From the listing below, return each line that includes "Change".
- - - -
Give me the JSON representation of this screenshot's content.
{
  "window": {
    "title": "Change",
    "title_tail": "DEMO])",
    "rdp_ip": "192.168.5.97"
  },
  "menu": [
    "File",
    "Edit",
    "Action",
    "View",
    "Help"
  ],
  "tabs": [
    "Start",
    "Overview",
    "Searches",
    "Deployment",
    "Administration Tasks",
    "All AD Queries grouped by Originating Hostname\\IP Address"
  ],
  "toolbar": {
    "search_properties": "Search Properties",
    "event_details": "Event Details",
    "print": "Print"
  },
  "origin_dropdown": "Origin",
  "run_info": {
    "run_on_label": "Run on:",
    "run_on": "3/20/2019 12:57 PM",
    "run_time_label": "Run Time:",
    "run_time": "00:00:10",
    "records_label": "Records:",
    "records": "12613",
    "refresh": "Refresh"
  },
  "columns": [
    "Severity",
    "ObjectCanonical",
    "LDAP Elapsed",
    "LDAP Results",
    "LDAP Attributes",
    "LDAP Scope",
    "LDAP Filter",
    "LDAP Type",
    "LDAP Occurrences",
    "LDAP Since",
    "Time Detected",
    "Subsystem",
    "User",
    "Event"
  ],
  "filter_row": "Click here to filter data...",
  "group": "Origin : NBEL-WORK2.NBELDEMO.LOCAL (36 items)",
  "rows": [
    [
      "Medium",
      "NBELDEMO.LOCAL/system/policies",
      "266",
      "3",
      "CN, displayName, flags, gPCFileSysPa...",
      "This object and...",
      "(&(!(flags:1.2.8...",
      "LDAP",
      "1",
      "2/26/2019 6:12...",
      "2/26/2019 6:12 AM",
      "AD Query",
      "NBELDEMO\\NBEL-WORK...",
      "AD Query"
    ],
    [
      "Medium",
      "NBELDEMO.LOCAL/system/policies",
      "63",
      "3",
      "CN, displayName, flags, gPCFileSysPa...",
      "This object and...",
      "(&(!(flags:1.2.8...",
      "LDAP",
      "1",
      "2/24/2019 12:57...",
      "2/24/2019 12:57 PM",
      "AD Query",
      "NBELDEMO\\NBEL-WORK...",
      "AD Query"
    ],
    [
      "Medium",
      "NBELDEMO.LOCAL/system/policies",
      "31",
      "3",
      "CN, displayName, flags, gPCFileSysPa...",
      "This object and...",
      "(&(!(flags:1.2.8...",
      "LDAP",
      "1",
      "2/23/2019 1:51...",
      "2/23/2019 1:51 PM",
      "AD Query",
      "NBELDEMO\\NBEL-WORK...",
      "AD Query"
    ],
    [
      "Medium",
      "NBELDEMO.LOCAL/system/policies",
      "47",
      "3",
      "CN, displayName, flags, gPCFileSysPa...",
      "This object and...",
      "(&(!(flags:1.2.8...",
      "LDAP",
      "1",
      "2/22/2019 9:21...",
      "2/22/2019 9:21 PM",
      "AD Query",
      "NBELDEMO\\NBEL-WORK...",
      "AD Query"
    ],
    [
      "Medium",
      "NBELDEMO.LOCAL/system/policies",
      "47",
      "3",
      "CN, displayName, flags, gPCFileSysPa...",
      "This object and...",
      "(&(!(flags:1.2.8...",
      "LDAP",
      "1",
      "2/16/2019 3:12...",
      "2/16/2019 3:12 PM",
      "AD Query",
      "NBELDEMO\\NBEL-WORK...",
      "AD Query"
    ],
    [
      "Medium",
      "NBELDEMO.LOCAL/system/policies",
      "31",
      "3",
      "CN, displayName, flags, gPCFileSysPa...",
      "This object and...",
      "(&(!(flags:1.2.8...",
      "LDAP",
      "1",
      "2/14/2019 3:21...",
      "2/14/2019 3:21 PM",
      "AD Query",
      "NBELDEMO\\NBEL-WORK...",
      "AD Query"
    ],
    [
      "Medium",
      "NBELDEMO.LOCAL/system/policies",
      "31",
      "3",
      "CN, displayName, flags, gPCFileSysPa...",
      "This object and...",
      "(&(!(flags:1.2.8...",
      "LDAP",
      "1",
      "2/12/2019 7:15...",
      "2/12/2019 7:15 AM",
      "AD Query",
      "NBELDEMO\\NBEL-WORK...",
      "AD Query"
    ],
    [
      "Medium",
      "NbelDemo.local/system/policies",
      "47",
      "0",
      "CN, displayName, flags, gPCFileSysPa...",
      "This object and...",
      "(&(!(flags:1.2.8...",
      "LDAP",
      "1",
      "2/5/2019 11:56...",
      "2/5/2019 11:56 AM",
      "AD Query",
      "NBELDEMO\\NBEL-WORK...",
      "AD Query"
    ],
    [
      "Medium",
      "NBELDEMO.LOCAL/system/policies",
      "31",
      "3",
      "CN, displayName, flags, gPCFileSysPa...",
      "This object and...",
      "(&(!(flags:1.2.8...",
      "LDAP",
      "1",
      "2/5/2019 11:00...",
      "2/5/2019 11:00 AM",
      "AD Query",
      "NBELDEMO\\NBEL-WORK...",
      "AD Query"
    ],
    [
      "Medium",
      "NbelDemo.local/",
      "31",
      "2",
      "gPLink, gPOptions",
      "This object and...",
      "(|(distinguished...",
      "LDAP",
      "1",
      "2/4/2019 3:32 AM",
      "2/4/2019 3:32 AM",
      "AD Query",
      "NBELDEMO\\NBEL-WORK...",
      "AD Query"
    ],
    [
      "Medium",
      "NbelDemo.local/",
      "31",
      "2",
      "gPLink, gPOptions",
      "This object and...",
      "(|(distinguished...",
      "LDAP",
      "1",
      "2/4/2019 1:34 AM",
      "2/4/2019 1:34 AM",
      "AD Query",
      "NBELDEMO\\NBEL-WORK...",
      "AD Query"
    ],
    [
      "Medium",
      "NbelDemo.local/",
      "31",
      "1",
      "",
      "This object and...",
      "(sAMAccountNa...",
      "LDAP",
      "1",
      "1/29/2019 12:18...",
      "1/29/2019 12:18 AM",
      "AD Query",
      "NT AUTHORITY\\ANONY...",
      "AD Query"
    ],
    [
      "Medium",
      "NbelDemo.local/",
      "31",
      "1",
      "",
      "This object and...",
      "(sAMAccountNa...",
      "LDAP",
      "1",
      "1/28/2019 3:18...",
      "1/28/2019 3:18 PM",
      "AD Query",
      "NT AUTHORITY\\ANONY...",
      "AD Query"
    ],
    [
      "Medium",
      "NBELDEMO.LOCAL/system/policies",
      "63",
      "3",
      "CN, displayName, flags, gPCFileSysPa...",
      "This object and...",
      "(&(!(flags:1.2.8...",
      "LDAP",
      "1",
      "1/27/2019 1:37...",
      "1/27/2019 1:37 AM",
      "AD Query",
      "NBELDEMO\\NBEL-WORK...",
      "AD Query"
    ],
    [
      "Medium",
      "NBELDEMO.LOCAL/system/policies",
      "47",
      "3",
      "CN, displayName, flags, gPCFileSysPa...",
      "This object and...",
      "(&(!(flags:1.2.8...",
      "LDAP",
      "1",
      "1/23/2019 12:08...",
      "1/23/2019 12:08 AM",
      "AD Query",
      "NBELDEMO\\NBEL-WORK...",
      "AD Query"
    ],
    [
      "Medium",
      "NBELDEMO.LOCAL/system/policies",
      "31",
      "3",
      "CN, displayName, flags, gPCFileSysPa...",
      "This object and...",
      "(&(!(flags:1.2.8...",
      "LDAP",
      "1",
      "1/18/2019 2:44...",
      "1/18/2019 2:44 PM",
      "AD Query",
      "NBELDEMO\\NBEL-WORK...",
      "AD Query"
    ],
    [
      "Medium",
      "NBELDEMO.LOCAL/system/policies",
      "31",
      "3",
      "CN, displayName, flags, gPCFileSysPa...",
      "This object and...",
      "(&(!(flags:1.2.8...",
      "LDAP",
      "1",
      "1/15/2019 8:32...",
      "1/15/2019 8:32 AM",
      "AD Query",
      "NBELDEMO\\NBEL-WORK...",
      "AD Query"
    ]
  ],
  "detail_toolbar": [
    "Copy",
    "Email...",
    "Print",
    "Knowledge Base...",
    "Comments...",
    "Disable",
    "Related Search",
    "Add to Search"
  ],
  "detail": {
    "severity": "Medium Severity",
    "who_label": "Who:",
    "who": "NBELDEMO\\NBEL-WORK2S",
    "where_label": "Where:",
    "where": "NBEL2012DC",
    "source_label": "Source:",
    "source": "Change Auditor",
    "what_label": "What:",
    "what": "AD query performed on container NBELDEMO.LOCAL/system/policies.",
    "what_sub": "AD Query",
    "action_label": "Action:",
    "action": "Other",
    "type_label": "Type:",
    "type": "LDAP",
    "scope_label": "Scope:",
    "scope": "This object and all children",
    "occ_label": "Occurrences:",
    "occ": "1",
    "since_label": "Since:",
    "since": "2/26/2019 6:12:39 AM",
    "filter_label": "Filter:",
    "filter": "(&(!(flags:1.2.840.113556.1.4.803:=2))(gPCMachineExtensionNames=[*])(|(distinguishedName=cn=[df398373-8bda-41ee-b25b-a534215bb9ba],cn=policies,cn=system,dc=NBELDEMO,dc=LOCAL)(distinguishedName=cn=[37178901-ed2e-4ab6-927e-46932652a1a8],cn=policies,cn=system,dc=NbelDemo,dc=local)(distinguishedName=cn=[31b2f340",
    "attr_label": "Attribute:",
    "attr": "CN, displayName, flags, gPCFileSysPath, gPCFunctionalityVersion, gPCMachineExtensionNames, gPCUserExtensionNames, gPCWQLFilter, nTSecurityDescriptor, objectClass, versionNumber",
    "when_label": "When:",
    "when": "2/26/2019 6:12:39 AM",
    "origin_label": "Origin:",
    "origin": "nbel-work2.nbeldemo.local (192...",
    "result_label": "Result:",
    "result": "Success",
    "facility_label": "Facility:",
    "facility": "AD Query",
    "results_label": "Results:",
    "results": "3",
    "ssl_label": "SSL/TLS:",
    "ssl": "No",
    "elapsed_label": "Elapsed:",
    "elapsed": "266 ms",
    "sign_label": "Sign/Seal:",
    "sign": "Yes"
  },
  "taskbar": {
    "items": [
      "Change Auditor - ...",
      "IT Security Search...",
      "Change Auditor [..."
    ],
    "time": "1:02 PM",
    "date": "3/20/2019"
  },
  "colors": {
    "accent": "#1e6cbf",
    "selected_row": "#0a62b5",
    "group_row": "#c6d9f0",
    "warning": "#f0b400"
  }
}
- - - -
» Answer to the exercise
    "title": "Change",
    "source": "Change Auditor",
      "Change Auditor - ...",
      "Change Auditor [..."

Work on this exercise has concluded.